Sunday 6th February

Today's contributor: Adrian Glover

My name is Adrian Glover, and my day-job back home is as a research scientist at the Natural History Museum, London. That's the one with the big dinosaur in the front hall and a lot of excited children doing circuit-training around its oversize tetrapod feet. If you were brought up in the UK, you probably went there at least once between the ages of 4 and 16. There was then a long gap, before you took your own kids there, just as soon as they learnt to walk and say the word 'dinosaur'.

So, you are asking, someone from the Natural History Museum in the Antarctic? That can only mean one thing: Antarctic Dinosaurs! Yes, super-strong, snow-white Dinosaurs with even nastier teeth and a handy blubber and fur layer to keep them active in the low, reptilian-unfriendly, Antarctic climes. Perhaps, you think, we are trawling up their bones right now from the icy depths, soon to be described in hallowed scientific journals, with a well-cut movie contract with Disney thrown in for good measure.

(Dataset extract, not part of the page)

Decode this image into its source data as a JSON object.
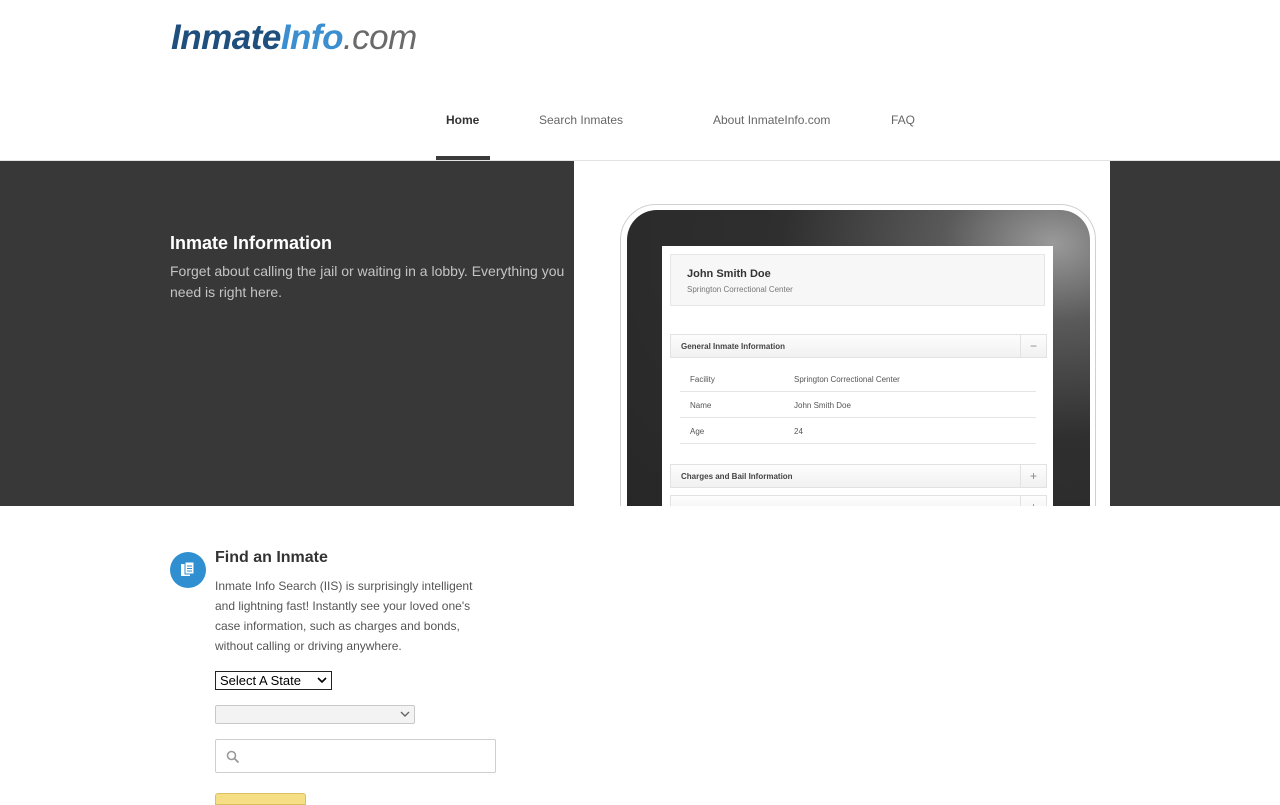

I am sorry to disappoint. We have not found any dinosaurs. And I donít study dinosaurs. I study worms. Yes, small wriggly worms. I can almost hear you move the mouse to click to the next blog post. But hear me out! These are not any worms. These are Antarctic worms! Bigger, fiercier and more of them than you can imagine. They can be beautiful. They can be scary. They can be 'significant in the global carbon cycle'. They can tell us more about the oceans of the Antarctic than a few bones ever could.

This Antarctic worm could change your life.
Photo by Adrian Glover.

But I am not going to talk about them either. Ha Ė just as you got interested, see? No, indeed today I have something else to get off my chest. Recently, we passed Elephant Island. Since then, in honor of that event, we have been watching an excellent old Channel 4 film called 'Shackleton'. Kenneth Branagh staring across the frozen wastes, contemplating the fate of his 'men'. Posh public school boys dressing up as girls to keep up morale. Gruff northern seaman-types going 'Grrrr' a lot when given orders.

It set me thinking, back to some of my previous Antarctic excursions. Endless arguments on one subject. The Battle of the Early Antarctic Explorers. Us science folk are found of acronyms, and I have one for this: BOTHERERS. That just about works, and sums it up. Two well-fed and warm modern-day Antarctic 'heroes' are propping up the bar in the Dog and Penguin:

'Amundsen was a devious dog-eating Norwegian, who cheated his way to the Pole by lying to Scott about his true intentions'

'Are you kidding me? This man took inspiration from one of the greatest explorers of all time, Nansen. He used the correct boat, which could not be crushed in ice. All his men could ski, and had years of experience driving dogs across the Arctic.'

'Well it is true that Amundsen was pretty handy on the ice. But Scott was very brave. And resourceful in other ways: he realised the importance of radio communications, and foresaw the value of tracked vehicles on the ice'

'Yeah right, and forgot 300 years of sea-farers knowledge on vitamin deficiency. For God's sake, Amundsen and his men actually put on weight on their polar journey. They sat and drank schnapps every evening in their home-made ice saunas!'

'Well, yes it is true that Scott made mistakes. But the weather was awful for him, and anyway he was a much better writer than that dullard Amundsen; he just made it boring. Too damn easy and not enough suffering for me.'

'Read Norwegian well do we? The simple truth is that travel on ice is not that hard, if you know how. The Norwegians already did. They live on the stuff.'

'Ok, I will admit that Scott was perhaps foolhardy. But still brave, and inspirational. Shackleton, however, was a true leader of men. The journey of the Endurance must be the greatest adventure ever told'

'True to some extent. If heroic failure is your thing, the story of the Endurance takes some beating. But what about the sucesses? Does anyone remember the follow up expeditions? The sealers and whalers who charted the coasts? The post-war period, culminating in the US led International Geophysical Year, setting up the first real science on the Antarctic continent. Those are my heroes too. True scientific visionaries, admittedly funded by politicians with an eye on strategic interests.'

'All right lets sum up. Amundsen was a bit boring, Scott was a bit of a fool and Shackleton the best leader in adversity, with the caveat that he should not have got into that adversity in the first place if he damn well knew better.'

Elephant Island: scene of yet another heroic British... failure.
Photo by Adrian Glover.

Members of the science team on project BOTHERERS always agree on one thing in the end: the need to read yet another weighty biography of an early 20th century polar explorer. Always available in the travel section of Waterstones, and at least once a year making the front table. The perfect book for dinosaur-lovers.

My plan? To read something else.

Adrian Glover

January 2011


February 2011